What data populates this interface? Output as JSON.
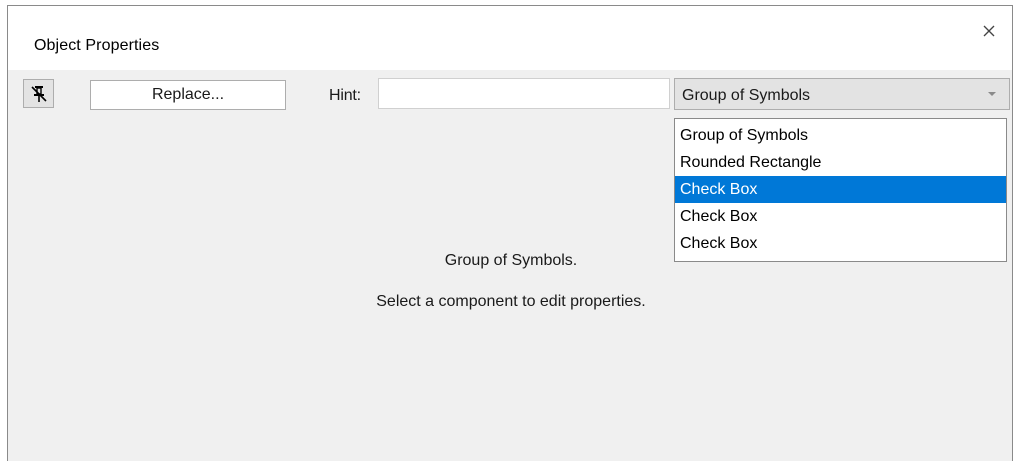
{
  "window": {
    "title": "Object Properties",
    "close_icon": "close-icon"
  },
  "toolbar": {
    "pin_icon": "pin-icon",
    "replace_label": "Replace...",
    "hint_label": "Hint:",
    "hint_value": ""
  },
  "type_combo": {
    "selected_value": "Group of Symbols",
    "options": [
      {
        "label": "Group of Symbols",
        "highlighted": false
      },
      {
        "label": "Rounded Rectangle",
        "highlighted": false
      },
      {
        "label": "Check Box",
        "highlighted": true
      },
      {
        "label": "Check Box",
        "highlighted": false
      },
      {
        "label": "Check Box",
        "highlighted": false
      }
    ]
  },
  "info": {
    "title": "Group of Symbols.",
    "message": "Select a component to edit properties."
  },
  "colors": {
    "selection": "#0078d7",
    "panel_background": "#f0f0f0"
  }
}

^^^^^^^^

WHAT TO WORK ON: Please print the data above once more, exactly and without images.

SOLUTION FOR THIS TASK:
What data populates this interface? Output as JSON.
{
  "window": {
    "title": "Object Properties",
    "close_icon": "close-icon"
  },
  "toolbar": {
    "pin_icon": "pin-icon",
    "replace_label": "Replace...",
    "hint_label": "Hint:",
    "hint_value": ""
  },
  "type_combo": {
    "selected_value": "Group of Symbols",
    "options": [
      {
        "label": "Group of Symbols",
        "highlighted": false
      },
      {
        "label": "Rounded Rectangle",
        "highlighted": false
      },
      {
        "label": "Check Box",
        "highlighted": true
      },
      {
        "label": "Check Box",
        "highlighted": false
      },
      {
        "label": "Check Box",
        "highlighted": false
      }
    ]
  },
  "info": {
    "title": "Group of Symbols.",
    "message": "Select a component to edit properties."
  },
  "colors": {
    "selection": "#0078d7",
    "panel_background": "#f0f0f0"
  }
}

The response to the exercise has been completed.